You are 25 years old and still don’t know how to ride a bike. Both of your parents attempted to teach you before but you were so scared that you were going to bump something (or someone) or fall over the pavement. You did not have enough motivation than to learn until your parents became so busy with work they couldn’t teach you how to ride the bike anymore. You did not think much of it because you don’t need to ride a bike anyway. You used to drive with your older sister every day to school and your friends just live in the same neighbourhood that you walk or jog when you visit them.Now, you are 25 and the only adult in your workplace that doesn’t know how to ride a bike. Your office has a scheduled bike event next month and your department needs you to join so that they could qualify as a team. You don’t have a choice but to learn how to ride a bike, no matter how scared or ashamed you are to go to the streets.First things first, there is nothing to be ashamed of. It’s never too late to learn something so if not now, when? If you’ve always wondered what it feels like to ride a bike, now is your chance to finally learn how to. Just remember to be patient with yourself. Don’t force yourself to master it right away. Take a break when your body feels tired or when you feel frustrated. You can always come back to it later and change your approach if something is not working. Another reminder is to relax and not give up! The process may be harder for you than others but that doesn’t mean you won’t be able to get it sometime in the future. Just practice some more and we guarantee that you’ll eventually get the hang of it.Here’s how to get you started:
1. Buy the right gear.
Make sure you have a bike that fits your size. One marker is that your feet must be able to touch the floor, flat on the ground when you’re straddling.
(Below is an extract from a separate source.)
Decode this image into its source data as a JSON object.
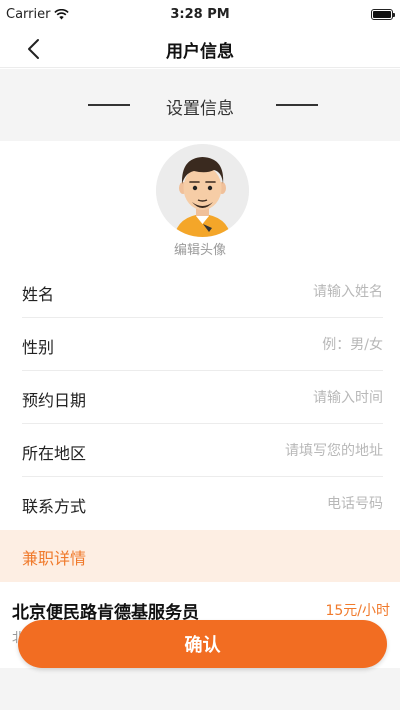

Your crotch must be above the frame. When you’re comfortable with your bike, it’s easy to control and move around.Once the right bike is checked, don’t forget to wear a helmet with a good fit. It should not be too tight but snug, sitting level on your head with the front end one inch or less above your eyebrows.When you’re just learning, lower the seat first. As an adult learning how to ride for the first time, we are assuming that you are scared of falling off from the bike. If you are able to put your feet down on the ground, you could build confidence before raising the seat.
2. Look for the right location.
Since it’s going to be your first bike lesson, look for a vacant lot or an open space to learn. It’s better if it’s a paved, large and flat area rather than going on grassy spots where you can’t speed up for gliding and coasting lessons.
3. Practice mounting and dismounting on your bike.
This may sound easy but most adults are scared of the first time they mount a bike and take off. If you’re scared, take a deep breath and follow these steps. Lean the bike towards the side where you are standing. Pedal with the other foot while the other one moves forward and settles on the pedal once you already have movement. Repeat this over and over until you get comfortable.
4. Learn how to use the brake.
Stopping a bike is as important as learning how to start it. The brakes could save you from accidents so make sure you know how to use them. Use the hand brakes and feel it out first; gauge how strong you have to put pressure on it for your bike to slow down and stop. To slow down, you squeeze the brakes part way. Squeeze the front and back breaks at the same time. The next thing to practice is a smooth, controlled stop. Remember it should not be abrupt. Practice using your breaks every time you cross a 15 to 20 feet mark until you could finally do it seamlessly.
5. Learn how to coast.
You’re not going to use the pedals just yet. Take small steps while you are moving forward on your bike. Then reach one foot forward and take longer strides. Do this repeatedly until you get comfortable to gain speed. You could slowly try to pick your feet up which would give you a feel of the balance. If you’re going faster, it’s easier to balance the bike whereas if you’re going slower, your bike experience would be rocky and you might steer in different directions.One pro tip is to look forward and keep your body straight. If you’re still uncomfortable, just place your feet on the ground.
6. Learn how to pedal.
First, practice pedaling in a stopped position. Sit on your seat with either of your feet on the ground and the other one on the pedal raised at a 1- to a 2-o’clock position. Press down hard on the pedal to move forward. Another option to try is to put one foot on the pedal in a down position and another would be used to scoot. Take a “scooter” step and let your feet find the second pedal. The last way is to use both your feet at the same time and try to scoot forward before your feet land on the pedals at the same time as well.
7. Learn how to steer and turn.
You’ve learned how to start and stop, pedal and speed up; now it’s time to turn left and right and steer your bike in the direction that you want. One good practice is to do figure eights. It’ll be easier to turn wide first before you make smaller turns. When you’re turning, try to stop pedaling because you will go too fast and lose control. Press your brakes halfway when you’re about to turn, stop pedaling and go coast while you make the turn and pedal again once you’re back to going straight.
8. Store your bike properly.
If you want to prolong the life of your bike, make sure you have already installed storage solutions in your garage. First, clean up your garage so that there will be space for your bike. Once there’s a vacant area, you may install a hanger wall-mounted bike rack or a flexible bike hatch rack from FlexiMounts. Both won’t take floor space and would ensure your bikes are in an upright, lifting secured position. These are both heavy-duty and could hold four to six bikes. Both are made of cold-roll steel, adjustable and foldable.